+++ Dataset content +++
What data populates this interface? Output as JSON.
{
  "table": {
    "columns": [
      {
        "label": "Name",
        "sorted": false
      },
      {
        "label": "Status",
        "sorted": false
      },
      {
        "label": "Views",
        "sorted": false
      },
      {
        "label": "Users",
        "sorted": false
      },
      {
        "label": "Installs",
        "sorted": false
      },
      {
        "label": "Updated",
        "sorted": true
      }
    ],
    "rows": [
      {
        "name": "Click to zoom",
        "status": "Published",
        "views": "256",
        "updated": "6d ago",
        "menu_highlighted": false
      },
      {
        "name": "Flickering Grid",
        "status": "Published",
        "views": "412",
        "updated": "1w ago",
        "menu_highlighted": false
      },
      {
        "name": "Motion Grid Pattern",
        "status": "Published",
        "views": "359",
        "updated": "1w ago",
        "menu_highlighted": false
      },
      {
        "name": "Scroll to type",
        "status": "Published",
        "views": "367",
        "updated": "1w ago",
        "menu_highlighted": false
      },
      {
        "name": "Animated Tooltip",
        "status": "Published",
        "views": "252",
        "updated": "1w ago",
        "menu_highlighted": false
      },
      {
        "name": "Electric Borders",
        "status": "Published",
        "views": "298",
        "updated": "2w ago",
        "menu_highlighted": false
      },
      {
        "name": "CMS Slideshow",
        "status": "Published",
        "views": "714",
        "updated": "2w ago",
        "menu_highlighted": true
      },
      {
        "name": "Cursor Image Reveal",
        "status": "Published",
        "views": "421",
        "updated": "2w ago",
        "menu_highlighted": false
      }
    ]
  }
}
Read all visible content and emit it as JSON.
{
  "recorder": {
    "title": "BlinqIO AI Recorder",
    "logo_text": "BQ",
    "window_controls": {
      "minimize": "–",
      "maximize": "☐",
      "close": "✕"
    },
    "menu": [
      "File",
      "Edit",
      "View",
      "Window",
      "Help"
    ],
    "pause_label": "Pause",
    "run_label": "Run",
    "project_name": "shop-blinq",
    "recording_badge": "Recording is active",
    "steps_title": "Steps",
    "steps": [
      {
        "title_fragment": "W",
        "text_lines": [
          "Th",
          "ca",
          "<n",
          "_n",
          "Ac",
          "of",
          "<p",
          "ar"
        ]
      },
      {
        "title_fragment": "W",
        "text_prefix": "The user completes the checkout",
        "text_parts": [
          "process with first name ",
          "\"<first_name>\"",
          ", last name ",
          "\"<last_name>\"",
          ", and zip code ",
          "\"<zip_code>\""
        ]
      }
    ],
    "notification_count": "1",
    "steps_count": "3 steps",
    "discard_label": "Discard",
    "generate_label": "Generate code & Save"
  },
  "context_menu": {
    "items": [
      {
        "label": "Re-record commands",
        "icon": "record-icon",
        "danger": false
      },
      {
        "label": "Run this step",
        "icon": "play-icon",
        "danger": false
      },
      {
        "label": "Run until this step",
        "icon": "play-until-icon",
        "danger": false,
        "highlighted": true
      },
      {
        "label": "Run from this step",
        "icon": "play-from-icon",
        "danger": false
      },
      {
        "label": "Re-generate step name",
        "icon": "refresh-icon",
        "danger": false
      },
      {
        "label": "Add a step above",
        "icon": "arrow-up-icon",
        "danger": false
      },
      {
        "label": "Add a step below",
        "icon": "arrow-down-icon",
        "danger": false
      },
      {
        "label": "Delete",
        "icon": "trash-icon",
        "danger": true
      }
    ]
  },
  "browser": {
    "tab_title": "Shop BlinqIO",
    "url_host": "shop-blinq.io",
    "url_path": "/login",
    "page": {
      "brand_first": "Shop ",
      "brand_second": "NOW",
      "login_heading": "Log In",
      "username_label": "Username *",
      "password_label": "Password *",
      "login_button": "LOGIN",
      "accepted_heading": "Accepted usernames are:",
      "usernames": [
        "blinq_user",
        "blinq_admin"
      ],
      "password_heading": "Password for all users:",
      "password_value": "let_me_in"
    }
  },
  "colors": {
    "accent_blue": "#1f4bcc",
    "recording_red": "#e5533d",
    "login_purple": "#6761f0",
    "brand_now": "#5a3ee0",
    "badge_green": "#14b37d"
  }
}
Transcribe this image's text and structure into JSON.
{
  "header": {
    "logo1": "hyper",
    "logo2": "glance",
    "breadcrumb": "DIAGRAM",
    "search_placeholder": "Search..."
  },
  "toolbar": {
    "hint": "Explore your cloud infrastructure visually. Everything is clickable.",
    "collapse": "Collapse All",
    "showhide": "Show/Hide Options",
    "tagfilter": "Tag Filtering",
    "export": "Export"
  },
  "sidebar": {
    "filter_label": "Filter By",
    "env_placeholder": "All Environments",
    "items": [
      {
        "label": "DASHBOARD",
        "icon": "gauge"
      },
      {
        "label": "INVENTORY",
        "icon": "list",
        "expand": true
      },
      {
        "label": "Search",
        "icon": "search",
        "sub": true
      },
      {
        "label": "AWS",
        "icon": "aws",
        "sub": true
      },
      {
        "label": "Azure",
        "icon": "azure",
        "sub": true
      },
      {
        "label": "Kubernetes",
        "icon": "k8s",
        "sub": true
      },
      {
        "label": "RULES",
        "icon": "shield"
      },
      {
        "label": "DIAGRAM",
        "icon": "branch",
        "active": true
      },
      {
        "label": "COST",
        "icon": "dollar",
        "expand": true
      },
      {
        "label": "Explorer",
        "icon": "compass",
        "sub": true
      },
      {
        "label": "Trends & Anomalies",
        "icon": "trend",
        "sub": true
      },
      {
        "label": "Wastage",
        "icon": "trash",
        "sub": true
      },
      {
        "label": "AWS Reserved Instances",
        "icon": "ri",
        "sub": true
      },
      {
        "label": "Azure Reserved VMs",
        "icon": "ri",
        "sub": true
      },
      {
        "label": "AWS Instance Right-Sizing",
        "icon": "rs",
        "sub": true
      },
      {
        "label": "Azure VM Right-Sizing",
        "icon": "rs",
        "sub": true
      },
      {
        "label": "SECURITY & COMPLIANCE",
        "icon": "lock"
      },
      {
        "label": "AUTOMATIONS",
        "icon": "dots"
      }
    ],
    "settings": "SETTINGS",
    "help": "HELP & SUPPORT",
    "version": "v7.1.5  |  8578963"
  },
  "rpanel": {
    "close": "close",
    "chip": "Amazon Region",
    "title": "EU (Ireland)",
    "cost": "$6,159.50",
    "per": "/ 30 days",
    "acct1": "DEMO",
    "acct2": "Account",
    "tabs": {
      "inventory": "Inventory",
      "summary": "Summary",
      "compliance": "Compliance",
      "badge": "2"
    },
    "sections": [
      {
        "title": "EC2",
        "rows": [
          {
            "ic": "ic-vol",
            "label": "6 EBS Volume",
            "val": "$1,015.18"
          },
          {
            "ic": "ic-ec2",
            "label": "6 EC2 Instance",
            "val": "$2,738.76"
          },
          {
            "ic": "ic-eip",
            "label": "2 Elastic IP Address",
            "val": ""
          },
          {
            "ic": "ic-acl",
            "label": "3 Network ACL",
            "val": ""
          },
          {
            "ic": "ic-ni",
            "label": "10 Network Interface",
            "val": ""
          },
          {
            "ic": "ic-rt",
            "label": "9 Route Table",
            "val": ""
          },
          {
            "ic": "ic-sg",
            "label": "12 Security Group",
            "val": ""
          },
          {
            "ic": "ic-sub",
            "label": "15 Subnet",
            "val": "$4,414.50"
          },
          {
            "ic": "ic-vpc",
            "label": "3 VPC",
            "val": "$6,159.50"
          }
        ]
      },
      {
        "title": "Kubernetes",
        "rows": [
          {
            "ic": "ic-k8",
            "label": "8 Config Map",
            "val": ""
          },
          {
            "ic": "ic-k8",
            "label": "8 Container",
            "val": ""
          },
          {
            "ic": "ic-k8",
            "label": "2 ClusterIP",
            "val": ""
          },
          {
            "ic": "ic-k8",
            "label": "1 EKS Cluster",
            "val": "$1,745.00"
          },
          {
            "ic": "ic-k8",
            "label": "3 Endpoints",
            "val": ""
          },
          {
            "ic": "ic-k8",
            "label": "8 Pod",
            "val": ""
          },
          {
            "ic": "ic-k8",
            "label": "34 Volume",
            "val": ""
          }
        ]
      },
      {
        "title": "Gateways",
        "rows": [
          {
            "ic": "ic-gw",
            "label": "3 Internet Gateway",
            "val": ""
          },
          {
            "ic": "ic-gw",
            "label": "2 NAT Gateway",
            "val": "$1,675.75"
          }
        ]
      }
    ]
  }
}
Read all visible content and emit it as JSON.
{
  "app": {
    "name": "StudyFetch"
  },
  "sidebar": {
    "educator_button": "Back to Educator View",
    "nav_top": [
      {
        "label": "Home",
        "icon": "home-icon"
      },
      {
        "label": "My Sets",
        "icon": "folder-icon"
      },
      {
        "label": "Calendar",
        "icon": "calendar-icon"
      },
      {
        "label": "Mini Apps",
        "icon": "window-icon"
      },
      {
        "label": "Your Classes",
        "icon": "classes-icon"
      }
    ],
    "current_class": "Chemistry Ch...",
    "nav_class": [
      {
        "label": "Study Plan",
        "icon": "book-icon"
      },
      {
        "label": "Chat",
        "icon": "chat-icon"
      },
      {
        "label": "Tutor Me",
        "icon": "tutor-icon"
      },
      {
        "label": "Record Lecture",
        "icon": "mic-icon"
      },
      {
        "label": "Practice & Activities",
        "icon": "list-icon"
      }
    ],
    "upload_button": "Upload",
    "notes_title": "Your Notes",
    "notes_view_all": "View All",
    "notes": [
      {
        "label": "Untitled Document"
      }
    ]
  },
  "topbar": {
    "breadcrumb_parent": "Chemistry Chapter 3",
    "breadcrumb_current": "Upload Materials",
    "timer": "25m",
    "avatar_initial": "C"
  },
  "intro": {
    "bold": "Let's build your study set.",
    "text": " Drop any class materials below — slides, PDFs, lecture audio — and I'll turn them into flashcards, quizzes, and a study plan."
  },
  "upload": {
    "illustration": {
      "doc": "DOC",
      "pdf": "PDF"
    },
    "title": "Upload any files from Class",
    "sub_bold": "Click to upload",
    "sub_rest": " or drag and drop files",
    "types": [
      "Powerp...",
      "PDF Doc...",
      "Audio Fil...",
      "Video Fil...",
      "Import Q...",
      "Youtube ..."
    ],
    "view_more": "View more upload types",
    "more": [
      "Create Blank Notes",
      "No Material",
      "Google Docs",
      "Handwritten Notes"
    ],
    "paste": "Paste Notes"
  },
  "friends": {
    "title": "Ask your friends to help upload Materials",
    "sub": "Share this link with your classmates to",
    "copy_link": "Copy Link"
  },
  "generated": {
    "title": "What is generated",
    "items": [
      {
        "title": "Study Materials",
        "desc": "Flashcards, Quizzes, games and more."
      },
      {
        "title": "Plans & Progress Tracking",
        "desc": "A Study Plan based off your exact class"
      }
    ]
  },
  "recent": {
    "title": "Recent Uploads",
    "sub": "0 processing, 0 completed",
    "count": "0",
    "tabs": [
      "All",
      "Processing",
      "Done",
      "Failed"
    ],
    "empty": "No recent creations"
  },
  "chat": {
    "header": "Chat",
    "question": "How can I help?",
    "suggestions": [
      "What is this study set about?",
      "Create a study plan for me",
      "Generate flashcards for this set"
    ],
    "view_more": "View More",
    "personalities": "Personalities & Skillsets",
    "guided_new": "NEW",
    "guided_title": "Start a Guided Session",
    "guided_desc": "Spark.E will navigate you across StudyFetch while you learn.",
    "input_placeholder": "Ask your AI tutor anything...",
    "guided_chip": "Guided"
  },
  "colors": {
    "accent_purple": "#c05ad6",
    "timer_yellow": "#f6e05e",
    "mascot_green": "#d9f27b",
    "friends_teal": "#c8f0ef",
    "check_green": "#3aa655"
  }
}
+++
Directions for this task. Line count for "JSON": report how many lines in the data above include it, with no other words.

Problem solution. 4